The Hollywood Reporter has written a great review for Rosamund’s upcoming movie Gone Girl and they have great things to say about Rosamund’s and her co-star Ben Affleck’s performance. Check out the entire review on THR.com and read some snippets about Rosamund below.

A good-looking pair of New York writers, Amy (Rosamund Pike) and Nick (Ben Affleck) were uprooted and transplanted, quite infelicitously, to small-town Missouri, thanks to a financial setback and Nick’s father’s illness. Glamorous and sexy back East, they quickly became grating and loveless as they knocked around a personality-free house in one of the world’s most boring places.

Affleck, who has never been more ideally cast, delivers a beautiful balancing act of a performance, fostering both sympathy and the suspicion that his true self lies somewhere between shallow jerk and heartless murderer. Pike, who has been notable in several roles over the past dozen years (Pride & Prejudice, Jack Reacher) but has rarely played full-blown leads, is powerful and commanding. Making Amy even steelier and more brazen than one might have imagined, she evinces no vulnerability but, rather, a strong sense of self-worth, as Amy seems to dare others to size themselves up against her. Physically and emotionally, Pike looks to have immersed herself in this profoundly calculating character, and the results are impressive.
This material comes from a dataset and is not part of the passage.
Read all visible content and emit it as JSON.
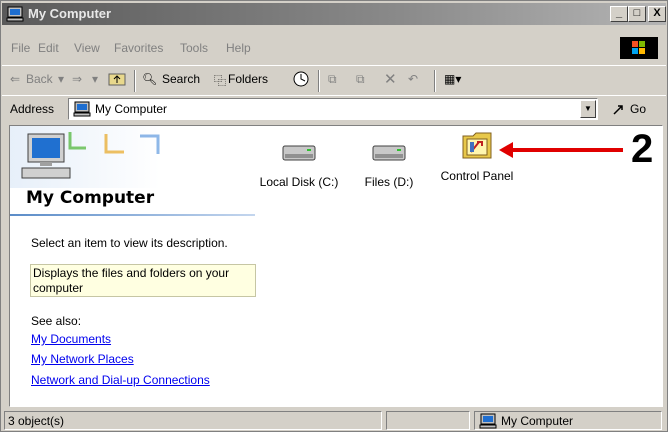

Along with the parallel structural device and alternating narrative voices, what distinguishes the novel Gone Girl from any number of other modern mystery thrillers is its corrosive view of marriage, a theme amply underlined by Pike’s spiky performance.